The U.S. Postal Service is dangerously close to running out of cash. In testimony on Thursday before the Senate Committee on Homeland Security and Governmental Affairs, Postmaster General Patrick Donahoe made the USPS’s position crystal clear.
At the end of June, the Postal Service had total assets of $22.5 billion and total liabilities of $61.2 billion. Of those assets only $3.1 billion is available in cash. The USPS has borrowed its mandated limit of $15 billion and currently has enough cash on hand to fund operations for just 11 days.
The USPS will fail to make its $5.6 billion payment to its retirees’ health fund on September 30 and will add that total to the $11.1 billion it failed to pay last year.

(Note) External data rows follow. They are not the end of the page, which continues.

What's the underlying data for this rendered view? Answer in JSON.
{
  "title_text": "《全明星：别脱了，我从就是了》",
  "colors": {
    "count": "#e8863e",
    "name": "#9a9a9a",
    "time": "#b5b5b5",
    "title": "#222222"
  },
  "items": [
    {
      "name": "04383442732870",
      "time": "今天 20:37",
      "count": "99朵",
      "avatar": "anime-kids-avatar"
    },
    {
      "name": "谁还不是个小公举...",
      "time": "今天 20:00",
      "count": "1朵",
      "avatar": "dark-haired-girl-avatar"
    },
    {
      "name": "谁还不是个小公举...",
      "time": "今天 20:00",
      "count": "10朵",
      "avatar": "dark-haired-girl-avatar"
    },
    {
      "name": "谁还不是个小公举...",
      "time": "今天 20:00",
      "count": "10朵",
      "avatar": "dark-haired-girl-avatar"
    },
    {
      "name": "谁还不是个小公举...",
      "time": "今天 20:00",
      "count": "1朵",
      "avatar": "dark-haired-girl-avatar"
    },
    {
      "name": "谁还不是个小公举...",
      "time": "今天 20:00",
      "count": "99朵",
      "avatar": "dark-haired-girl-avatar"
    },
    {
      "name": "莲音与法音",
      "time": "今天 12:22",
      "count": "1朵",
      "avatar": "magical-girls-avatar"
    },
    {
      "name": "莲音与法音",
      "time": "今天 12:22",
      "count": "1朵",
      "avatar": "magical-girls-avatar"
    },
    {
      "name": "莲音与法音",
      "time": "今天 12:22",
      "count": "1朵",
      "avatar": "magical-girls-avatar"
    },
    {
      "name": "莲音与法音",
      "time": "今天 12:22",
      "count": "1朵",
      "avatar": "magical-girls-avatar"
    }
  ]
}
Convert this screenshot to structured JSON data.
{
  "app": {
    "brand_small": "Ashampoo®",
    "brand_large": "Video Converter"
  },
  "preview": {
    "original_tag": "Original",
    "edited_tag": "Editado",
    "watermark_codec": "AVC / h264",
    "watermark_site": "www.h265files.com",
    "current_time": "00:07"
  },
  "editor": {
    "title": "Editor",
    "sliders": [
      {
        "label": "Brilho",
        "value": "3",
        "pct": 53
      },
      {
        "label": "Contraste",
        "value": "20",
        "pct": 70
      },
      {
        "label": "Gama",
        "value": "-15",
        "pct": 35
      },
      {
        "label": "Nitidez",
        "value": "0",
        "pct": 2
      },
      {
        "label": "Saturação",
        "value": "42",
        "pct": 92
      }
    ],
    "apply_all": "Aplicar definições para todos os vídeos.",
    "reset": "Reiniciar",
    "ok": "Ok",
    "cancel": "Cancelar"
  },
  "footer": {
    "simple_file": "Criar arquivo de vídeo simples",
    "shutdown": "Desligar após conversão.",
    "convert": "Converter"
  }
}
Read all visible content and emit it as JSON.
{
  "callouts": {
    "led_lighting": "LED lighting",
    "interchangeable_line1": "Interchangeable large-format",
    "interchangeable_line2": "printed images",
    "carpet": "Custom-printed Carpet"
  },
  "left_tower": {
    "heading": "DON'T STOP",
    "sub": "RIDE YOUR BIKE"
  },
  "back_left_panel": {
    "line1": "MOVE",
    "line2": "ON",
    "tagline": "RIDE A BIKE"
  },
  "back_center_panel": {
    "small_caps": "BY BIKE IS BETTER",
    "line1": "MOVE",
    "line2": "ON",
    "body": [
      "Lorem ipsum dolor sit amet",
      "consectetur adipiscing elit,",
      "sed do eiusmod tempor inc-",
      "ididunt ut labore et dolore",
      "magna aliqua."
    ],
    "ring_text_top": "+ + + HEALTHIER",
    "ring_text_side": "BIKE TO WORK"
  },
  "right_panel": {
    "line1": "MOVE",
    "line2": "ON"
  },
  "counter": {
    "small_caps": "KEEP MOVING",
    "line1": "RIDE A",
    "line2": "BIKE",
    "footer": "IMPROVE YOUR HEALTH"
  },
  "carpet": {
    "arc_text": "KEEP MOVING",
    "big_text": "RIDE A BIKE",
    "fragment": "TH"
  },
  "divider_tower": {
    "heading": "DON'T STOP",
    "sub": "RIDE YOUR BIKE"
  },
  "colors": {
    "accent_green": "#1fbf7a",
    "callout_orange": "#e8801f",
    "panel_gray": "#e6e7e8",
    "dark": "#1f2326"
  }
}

If it makes its scheduled $1.4 billion workers’ compensation payment next month. its cash balance will total just five days of operating expenses. As Donahoe noted, that is a “razor thin margin” considering that private sector companies typically have enough cash on hand to fund at least two months of operations.
For the first nine months of 2013, the USPS posted a net loss of $3.9 billion. In fiscal year 2012 the net loss totaled $15.9 billion, in addition to the missed $11.1 billion payment for retiree health benefits.
The Postal Service’s biggest problem, though Donahoe doesn’t say it directly, is the congressionally mandated pre-funding payments to the retirees’ health benefit fund. The USPS has run a deficit of $41 billion in the six years since the pre-funding requirement was passed. Of that total, $32 billion has gone to the pre-funding payments. Donahoe said:
To be clear, the Postal Service does not have the authority or the tools to managed these massive obligations without comprehensive postal reform legislation.
Congress either has not acted on or rejected proposals to eliminate Saturday mail delivery, raise postal rates and close some rural post offices. Eliminating the pre-funding requirement would help ease the cash crunch substantially, but that is not likely to happen. More likely are added calls to privatize the Postal Service as the United Kingdom is about to do.